Orion Publishing Group
Pub Date: Jul 2 2015 (US)
This debut novel from Maggie Mitchell is an emotionally intelligent psychological thriller. Told in first person, alternating between its two lead characters, it tells the story of two women, Lois and Carly-May. Lois a professor of literature and aspiring thriller writer and Carly-May is a mostly B-list Hollywood actress. They have not seen one another for many years. What links them is an event in their childhood, when, aged twelve, they survived a kidnapping.
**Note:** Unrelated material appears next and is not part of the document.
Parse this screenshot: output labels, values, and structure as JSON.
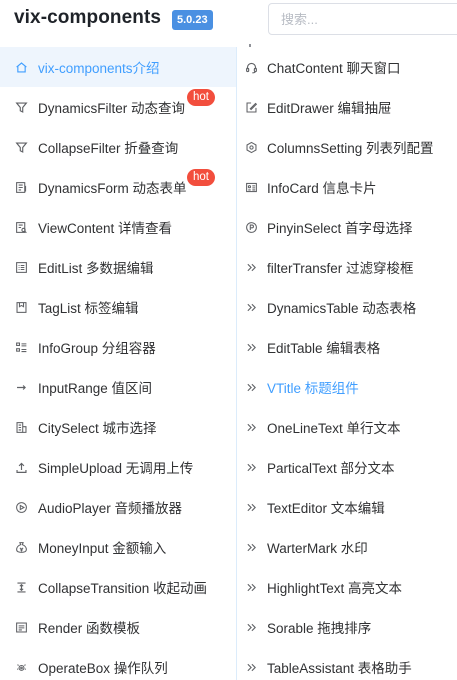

In the now, Lois has written a fictionalised account of their story and with a slice of ‘oh no, you’re not really going to do that’ coincidence that would make even Paul Auster blush, a film is being made of it and Carly-May is, of course, offered a part in it.
Meanwhile Lois is working on a sequel to the book, whilst simultaneously trying to deal with a pushy and obsessive student who claims to know her secret and who is willing to blackmail her to get what he wants. This makes for a interesting stalker side story and helps provide an additional creepiness to the tale.
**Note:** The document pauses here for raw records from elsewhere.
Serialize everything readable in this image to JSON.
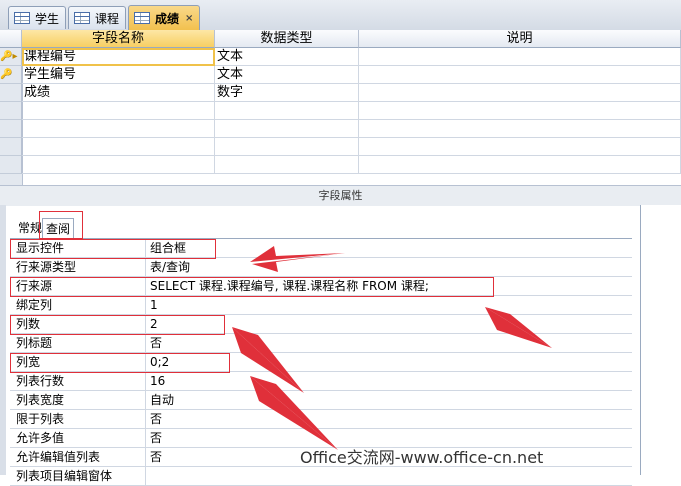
{
  "tabs": [
    {
      "label": "学生",
      "icon": "table-icon",
      "active": false
    },
    {
      "label": "课程",
      "icon": "table-icon",
      "active": false
    },
    {
      "label": "成绩",
      "icon": "table-icon",
      "active": true
    }
  ],
  "tab_close": "×",
  "grid": {
    "headers": {
      "field_name": "字段名称",
      "data_type": "数据类型",
      "description": "说明"
    },
    "rows": [
      {
        "indicator": "key-current-icon",
        "field_name": "课程编号",
        "data_type": "文本"
      },
      {
        "indicator": "key-icon",
        "field_name": "学生编号",
        "data_type": "文本"
      },
      {
        "indicator": "",
        "field_name": "成绩",
        "data_type": "数字"
      }
    ]
  },
  "field_properties": {
    "title": "字段属性",
    "tabs": [
      "常规",
      "查阅"
    ],
    "active_tab": "查阅",
    "rows": [
      {
        "label": "显示控件",
        "value": "组合框"
      },
      {
        "label": "行来源类型",
        "value": "表/查询"
      },
      {
        "label": "行来源",
        "value": "SELECT 课程.课程编号, 课程.课程名称 FROM 课程;"
      },
      {
        "label": "绑定列",
        "value": "1"
      },
      {
        "label": "列数",
        "value": "2"
      },
      {
        "label": "列标题",
        "value": "否"
      },
      {
        "label": "列宽",
        "value": "0;2"
      },
      {
        "label": "列表行数",
        "value": "16"
      },
      {
        "label": "列表宽度",
        "value": "自动"
      },
      {
        "label": "限于列表",
        "value": "否"
      },
      {
        "label": "允许多值",
        "value": "否"
      },
      {
        "label": "允许编辑值列表",
        "value": "否"
      },
      {
        "label": "列表项目编辑窗体",
        "value": ""
      }
    ]
  },
  "watermark": "Office交流网-www.office-cn.net",
  "colors": {
    "annotation": "#e0303a",
    "active_tab": "#f2c14e"
  }
}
In some ways these plot lines are the least interesting aspect of a book which is more about the emotional impact that the kidnapping had on both girls and the subsequent trauma. But this is not a story about abuse and fear, and that is what makes it all the more interesting. This is not your usual kidnapping survival tale. Both girls – who lived in different States and did not know one another – are ‘chosen’ by their abductor, who comes to be known as Zed. Both get into his car willingly and neither screams or tries to escape as they are driven across the country to an isolated cottage. The girls seem complicit in the crime. They immediately feel safe. He doesn’t lay a finger on them. He wants them to be happy.
This is a story of memory, trauma, identity (both have taken on new names), and indeed, love. The grown up women share a bond but have at the same time never really tried to re-connect. There is a fear there. I think Mitchell does a very good job of identifying this fear and having her characters vocalise and display the emotional complexity of experiencing a serious trauma. It is rarely a black and white thing. Yes, there is a clear Stockholm syndrome aspect to the girls experience, but there is also a sense in both lead characters that these two months are when they both felt most alive. That time and Zed have a big hold over not only who they were but also over who they have become. They are still, many years later, looking for Zed.
The thriller aspect of the book works less well, due to being slightly more predictable and formulaic on that front. It does, however, build the tension nicely as we edge closer towards the end of the story. But, it is the emotional ambiguities laid bare, where this book really succeeds. A promising debut.
Review copy provided by Orion / Netgalley